Things that are upsetting and bothersome don’t belong on social media.
I’m a big advocate for posting things that inspire others. Things that make us happy. Posting about how terrible something is doesn’t change the scenario, nor does it change the bigger picture of what we want others to do.
Earlier this week I was having a rough afternoon. Had I posted about it on social media as it was happening, it wouldn’t have made for very positive content – that is, until it reached a really awesome point.
Basically, my debit card got declined. For the third time in less than two weeks. Oh, and the last two times happened within ten minutes.
I wasn’t just frustrated. I was perplexed. This has came at a time when I’ve had more control over my finances and more funds in my account than I’ve had all year. Not only did this not make sense, but I hate wasting time. I was not a happy camper.
The third time it happened was when I was at a shop in Wrigleyville called Strange Cargo.
They often write funny messages on this marque. (This one’s less funny. Just a true statement.)
I’ve only come in here a small handful of times. Each time I have, it’s to buy a pair of converse. It’s usually a quick trip. I pop in, grab the shoes pay for them, leave. This time I was hoping to do the same. But of course…
Shop owner: “Your card got declined.”
Me: “This just happened to me next door! There must be something wrong with my card…I’ll have to run to the ATM – “
Shop owner: (Sliding the shoes toward me) “Don’t worry about it.”
Shop owner: “Go ahead and take them. When you get a chance, you can come back and pay.”
Me: “Are you sure?”
Shop owner: “Yeah! You can come back next time you’re in the area.”
This came at a time where there’s been more negative material on social media than I’ve seen all year. My brain has been flooded with ideas about how terrible people are, how corrupt society is, and how scared others are. Not only was this effecting my mood (without my even realizing), but it was giving me a false impression of how terrible people are.
This man who works at Strange Cargo is not a terrible person. He’s a freaking awesome person. And we should probably all go to Strange Cargo and give him all our money.
What we feed our brains affects the way we think. This effects how we feel on a day to day basis. And it effects how we feel about others. I don’t know what this man is feeding into his brain on a regular basis, but I’ll gladly take a double dose.

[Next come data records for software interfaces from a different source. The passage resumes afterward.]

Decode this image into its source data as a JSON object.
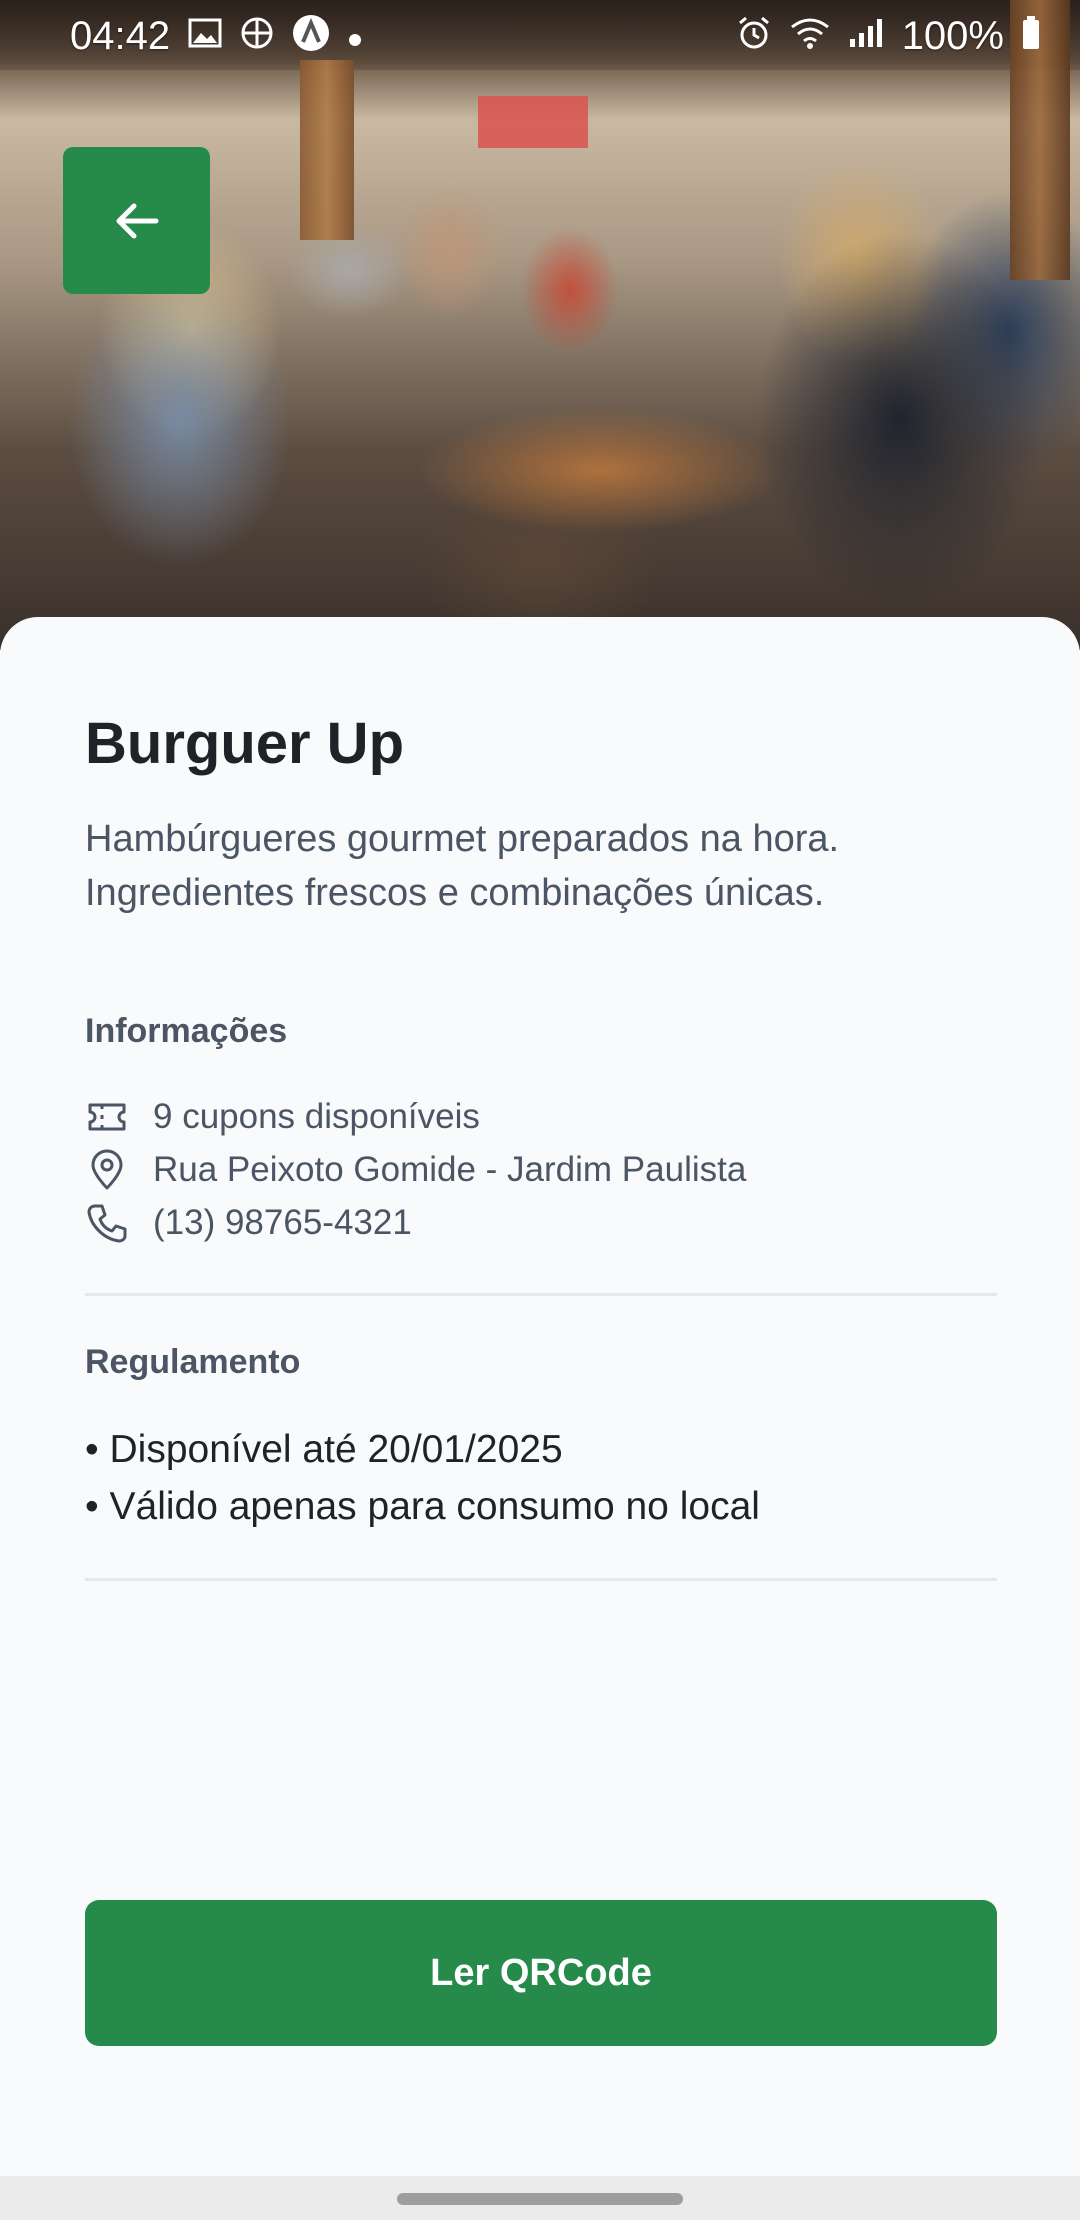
{
  "status_bar": {
    "time": "04:42",
    "battery": "100%",
    "left_icons": [
      "image-icon",
      "basketball-icon",
      "app-icon",
      "dot-icon"
    ],
    "right_icons": [
      "alarm-icon",
      "wifi-icon",
      "signal-icon",
      "battery-icon"
    ]
  },
  "store": {
    "name": "Burguer Up",
    "description": "Hambúrgueres gourmet preparados na hora. Ingredientes frescos e combinações únicas."
  },
  "info_section": {
    "heading": "Informações",
    "items": [
      {
        "icon": "ticket-icon",
        "text": "9 cupons disponíveis"
      },
      {
        "icon": "map-pin-icon",
        "text": "Rua Peixoto Gomide - Jardim Paulista"
      },
      {
        "icon": "phone-icon",
        "text": "(13) 98765-4321"
      }
    ]
  },
  "rules_section": {
    "heading": "Regulamento",
    "items": [
      "• Disponível até 20/01/2025",
      "• Válido apenas para consumo no local"
    ]
  },
  "actions": {
    "read_qrcode_label": "Ler QRCode"
  },
  "colors": {
    "primary": "#268a4a",
    "text_dark": "#1f2328",
    "text_muted": "#4b5563",
    "background": "#f8fafc"
  }
}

When I returned, he was surprised. “You didn’t have to come back today!” He shared that he’s done this with customers before. “I’ve never been burned once.”
Need I say more?
Two thoughts to wrap us up:
- What we feed into our minds – links on social media, garbage television, gossip from coworkers – it all affects the way we think
- We get what we expect. If you expect everyone to be an asshole, you’re going to notice all the people who cut you off, all the people who are holding you up in line, all customers who are ruining your day.
Start feeding your mind with positive fuel. You’ll be happier, and expect better things.
Go get ’em guys. (And go to Strange Cargo. NOW.)